Post-conflict reconstruction and stabilisation have focused upon the establishment of both strong states capable of maintaining stability and various forms of ‘Good Governance’. However, both presume the development of substantial security sectors and highly functioning
administrative systems within unrealistically brief periods of time. The failure to meet such inflated expectations commonly results in the disillusionment of both the local populations and the international community, and, hence, increased state fragility and decreased aid financing and effectiveness.
As such the authors re-frame the basic question by asking how stabilisation can be achieved in spite of weak state institutions during reconstruction processes. Based upon extensive field research in Afghanistan and other conflict-affected contexts, the authors propose a model of post-conflict

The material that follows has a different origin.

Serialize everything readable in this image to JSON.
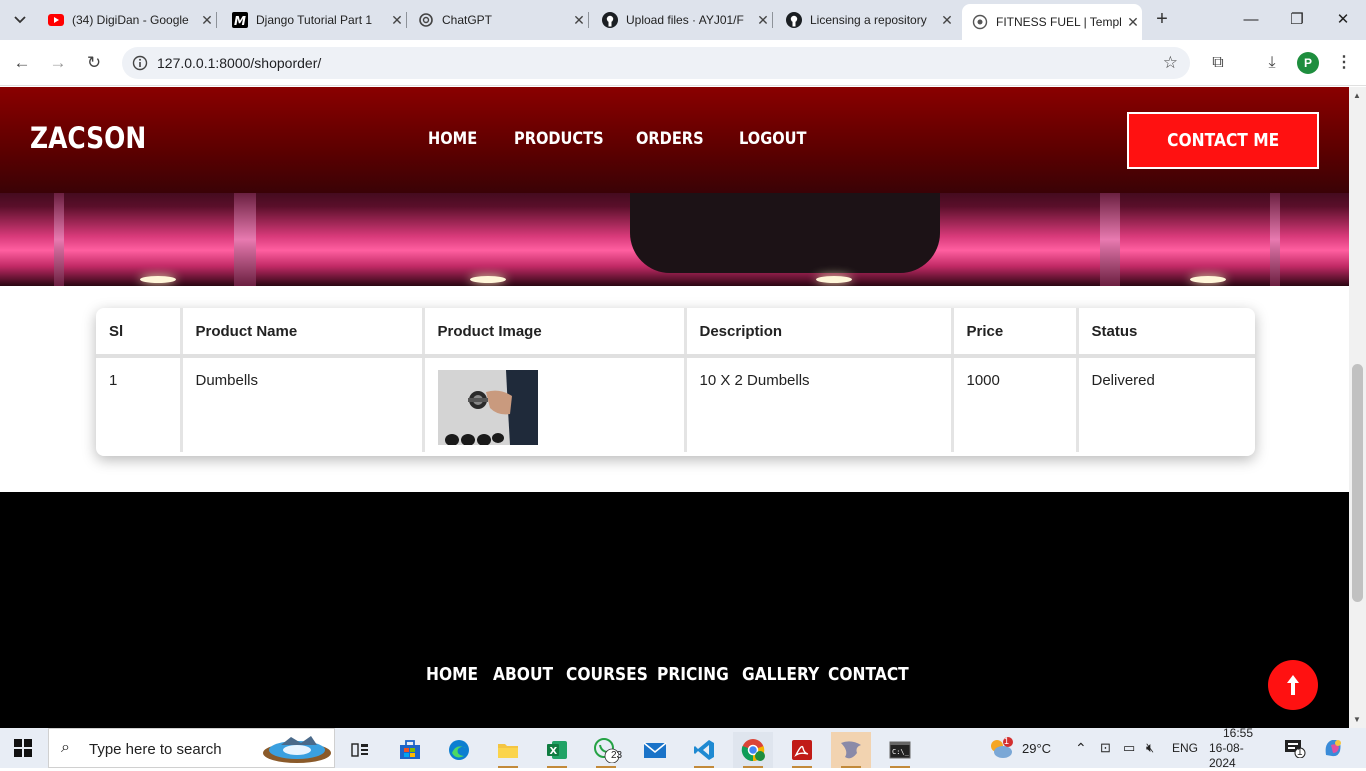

stabilisation focused primarily on the attainment of legitimacy by state institutions. Finally, the authors examine how legitimacy-oriented stabilisation and reconstruction will benefit from emerging models of ‘collaborative governance’ which will allow international interventions,
through consociational relationships with fragile states and civil society, to bolster rather than undermine political legitimacy.

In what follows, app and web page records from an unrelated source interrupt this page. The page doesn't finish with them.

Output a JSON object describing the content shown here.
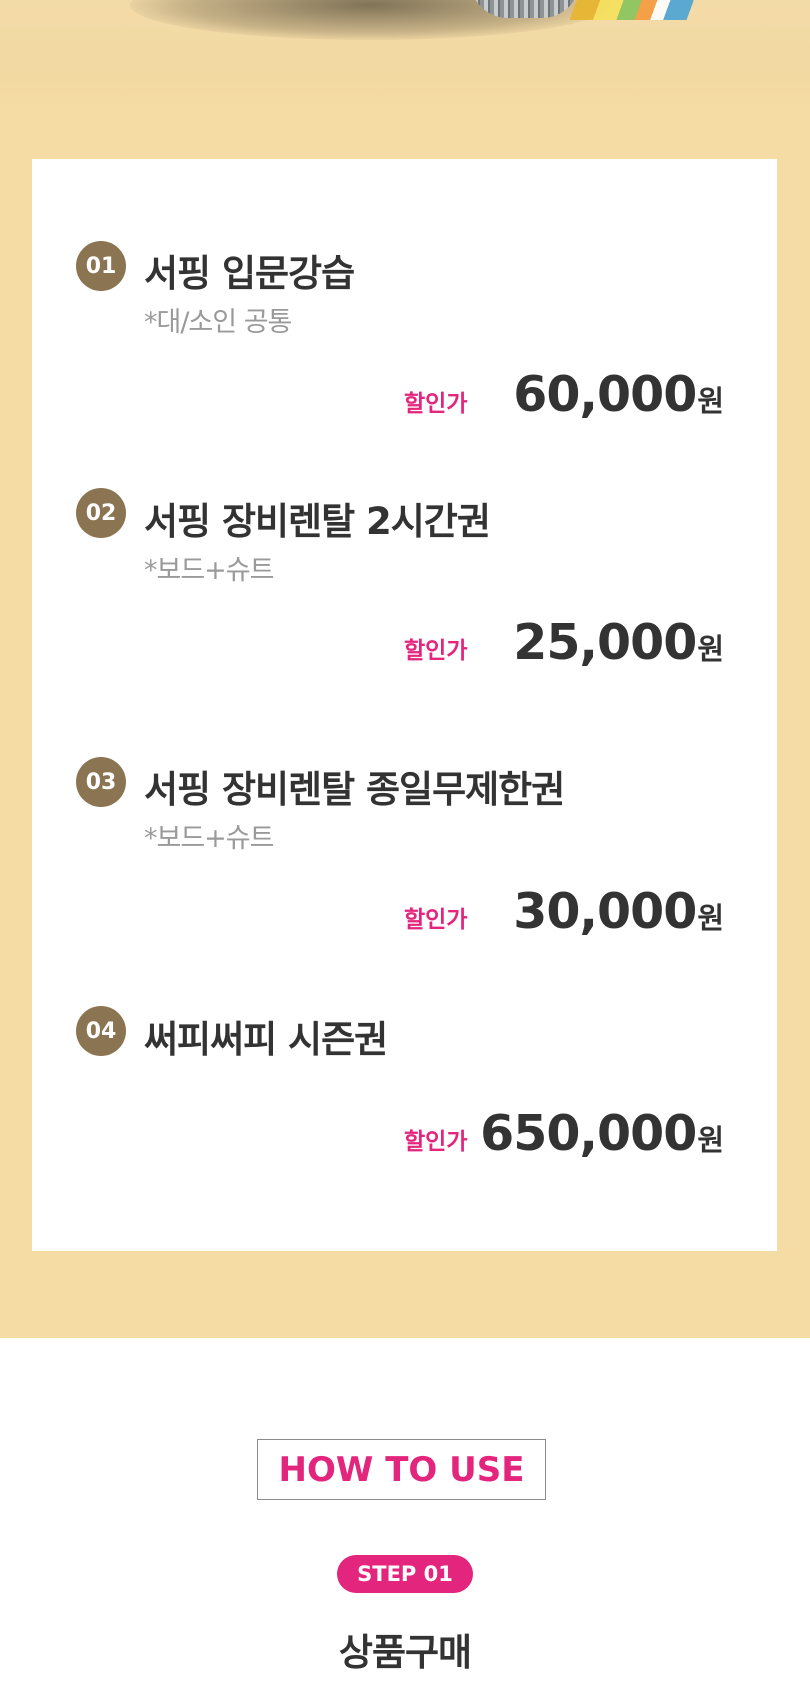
{
  "products": [
    {
      "num": "01",
      "title": "서핑 입문강습",
      "subtitle": "*대/소인 공통",
      "price_label": "할인가",
      "price": "60,000",
      "unit": "원"
    },
    {
      "num": "02",
      "title": "서핑 장비렌탈 2시간권",
      "subtitle": "*보드+슈트",
      "price_label": "할인가",
      "price": "25,000",
      "unit": "원"
    },
    {
      "num": "03",
      "title": "서핑 장비렌탈 종일무제한권",
      "subtitle": "*보드+슈트",
      "price_label": "할인가",
      "price": "30,000",
      "unit": "원"
    },
    {
      "num": "04",
      "title": "써피써피 시즌권",
      "subtitle": "",
      "price_label": "할인가",
      "price": "650,000",
      "unit": "원"
    }
  ],
  "how_to_use": {
    "heading": "HOW TO USE",
    "step_label": "STEP 01",
    "step_title": "상품구매"
  },
  "colors": {
    "accent": "#e4257d",
    "badge": "#8a7452",
    "sand": "#f5dca4"
  }
}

No Reference information available - sign in for access.
No Citation information available - sign in for access.
No Supplementary Data.
No Article Media
Document Type: Research Article
Post-War Reconstruction and Development Unit, Department of Politics,University of York, York, UK
Institute for Governance, Australia and New Zealand School of Government,University of Canberra, Canberra,ACT, Australia
NATO Civil Military Fusion Centre, Norfolk,VA, USA
Publication date: September 1, 2012
More about this publication?